As to the question that originally led me to create this article; I’m surprised to come to the conclusion that in my opinion, the original 8-bit version is still the best. The 16-bit version is just as good but feels a little bit floaty in comparison, and the Deluxe port has the most content by far but suffers heavily from screen crunch. I do think all versions can be enjoyed regardless but if you have the option to choose between all versions when wanting to play the core game, picking the most accessible version is also the best experience. And while Super Mario Bros. does not offer anything special by today’s standards when it comes to level design and gameplay overall, it is undeniable how much of an impact this game has not only on its own franchise but on gaming as a whole. It still controls good and can easily be picked up by anyone, even by those who have never once played a video game in their life. It truly showed that there was potential in the home console market by giving us an arcade-like experience in our own living room. As always I do give this game a score even though it feels unfair given how much this game has done, but remember that I rate a game on how much I enjoy playing it in the current day. And while I “only” give it a 7 out of 10, I still think this is a game that can very much be enjoyed today!

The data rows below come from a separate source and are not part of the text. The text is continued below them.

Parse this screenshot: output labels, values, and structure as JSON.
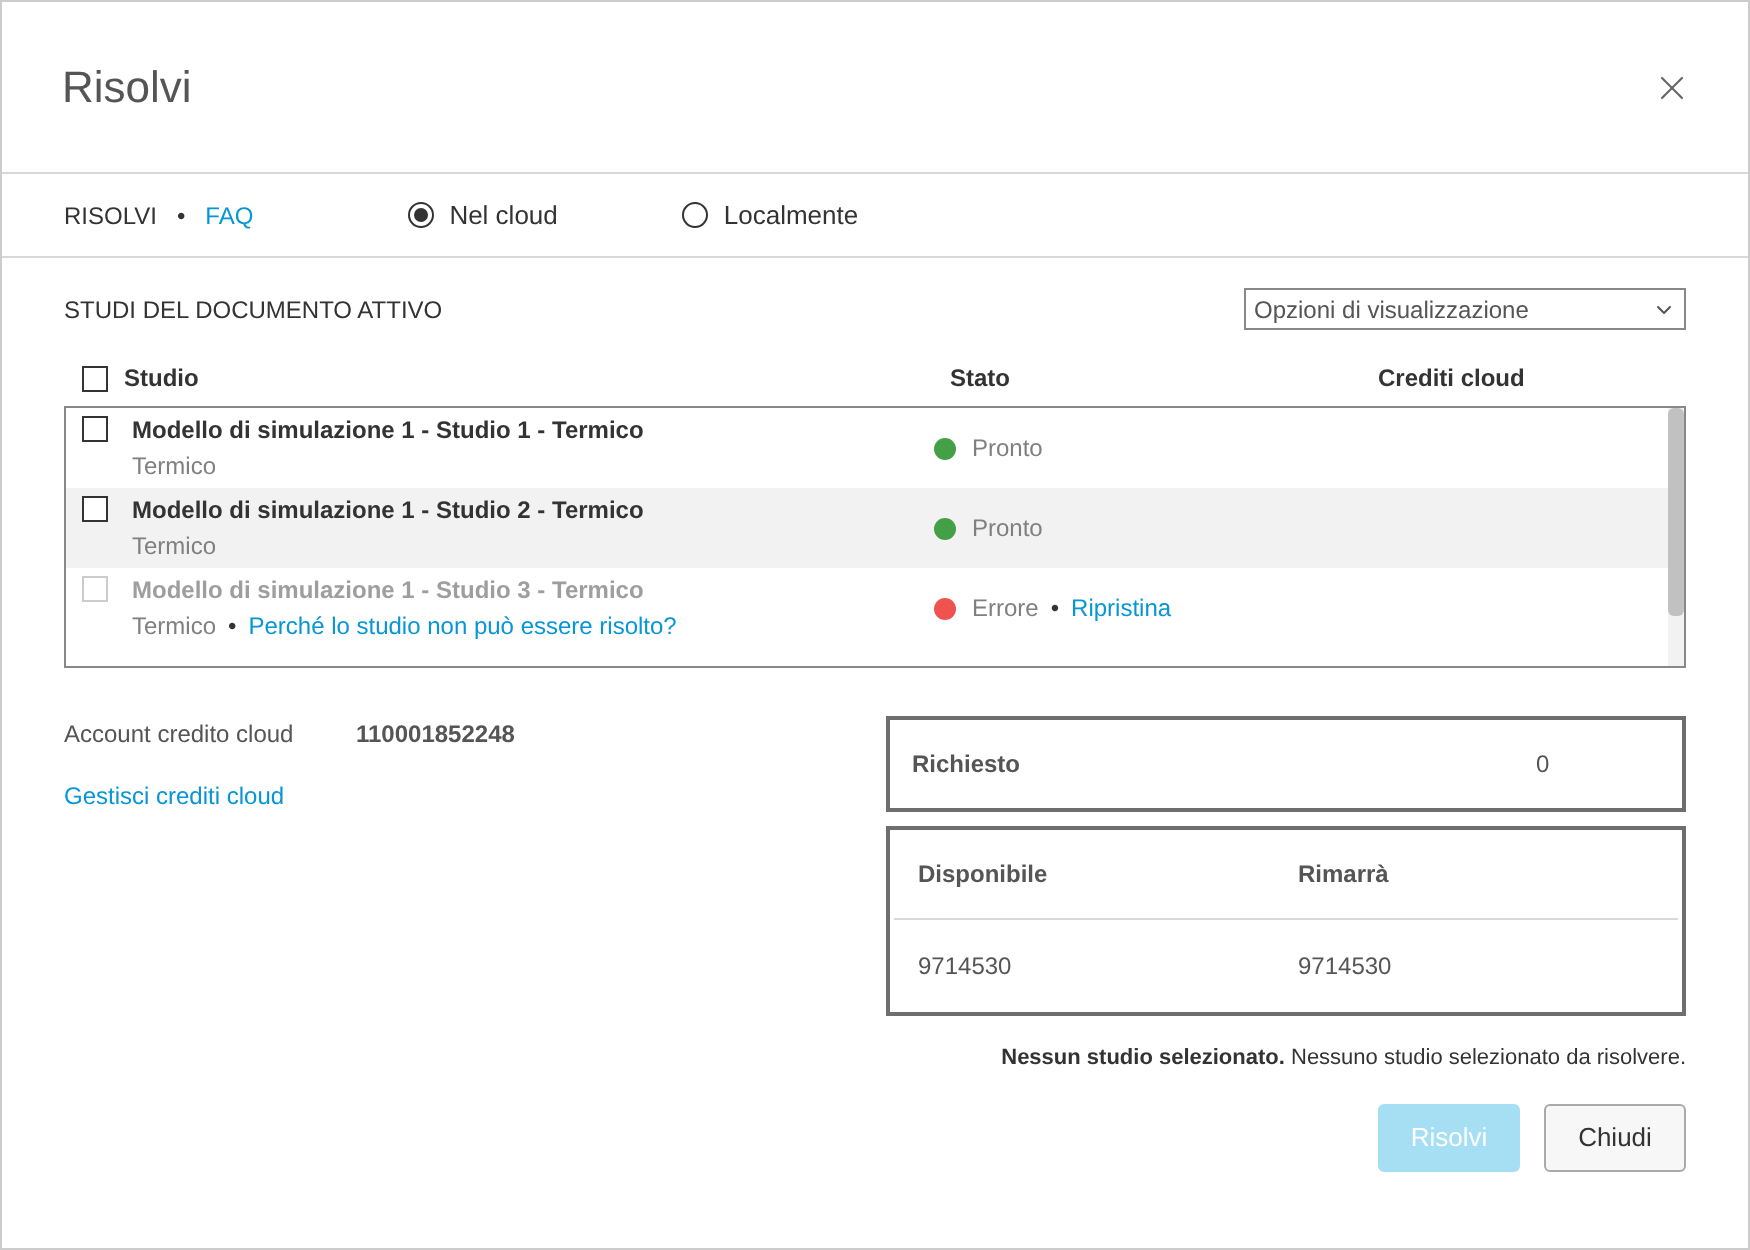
{
  "dialog": {
    "title": "Risolvi"
  },
  "nav": {
    "label": "RISOLVI",
    "separator": "•",
    "link": "FAQ"
  },
  "modes": [
    {
      "label": "Nel cloud",
      "selected": true
    },
    {
      "label": "Localmente",
      "selected": false
    }
  ],
  "section_title": "STUDI DEL DOCUMENTO ATTIVO",
  "view_options": {
    "value": "Opzioni di visualizzazione"
  },
  "table": {
    "select_all": {
      "checked": false
    },
    "columns": [
      "Studio",
      "Stato",
      "Crediti cloud"
    ],
    "rows": [
      {
        "title": "Modello di simulazione 1 - Studio 1 - Termico",
        "type": "Termico",
        "checked": false,
        "disabled": false,
        "status": "Pronto",
        "color": "#43a047"
      },
      {
        "title": "Modello di simulazione 1 - Studio 2 - Termico",
        "type": "Termico",
        "checked": false,
        "disabled": false,
        "status": "Pronto",
        "color": "#43a047"
      },
      {
        "title": "Modello di simulazione 1 - Studio 3 - Termico",
        "type": "Termico",
        "checked": false,
        "disabled": true,
        "separator": "•",
        "help_link": "Perché lo studio non può essere risolto?",
        "status": "Errore",
        "color": "#ef5350",
        "status_separator": "•",
        "action_link": "Ripristina"
      }
    ]
  },
  "account": {
    "label": "Account credito cloud",
    "value": "110001852248",
    "link": "Gestisci crediti cloud"
  },
  "required": {
    "label": "Richiesto",
    "value": "0"
  },
  "balance": {
    "columns": [
      "Disponibile",
      "Rimarrà"
    ],
    "values": [
      "9714530",
      "9714530"
    ]
  },
  "message": "**Nessun studio selezionato.** Nessuno studio selezionato da risolvere.",
  "buttons": [
    {
      "label": "Risolvi",
      "kind": "primary",
      "disabled": true
    },
    {
      "label": "Chiudi",
      "kind": "secondary",
      "disabled": false
    }
  ]
}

- Still controls smoothly.
- Design is timeless and still holds up.
- Not necessarily a must-play nowadays.
While I was very careful and–for a lack of better words–“scared” to approach this title for a review, I still very much enjoyed doing so. And hey, maybe I can do something like this more often in the future? I don’t think I’ll go into much detail for the remaining games of the original Mario tetralogy, but that’s something we’ll see in the coming weeks. While it’s not an official marathon, I’m going through all four games at the moment just for my own entertainment since I’ve never officially beaten the second game, and the third only vaguely. So it’s a journey through the history of Mario I guess!
What is your favourite game that you believe has impacted the video game landscape as we know it today? Let me know down below in the comments or reply to me on Twitter/Discord!
Does this genre interest you? If so, I have multiple other Platformer reviews ready for you!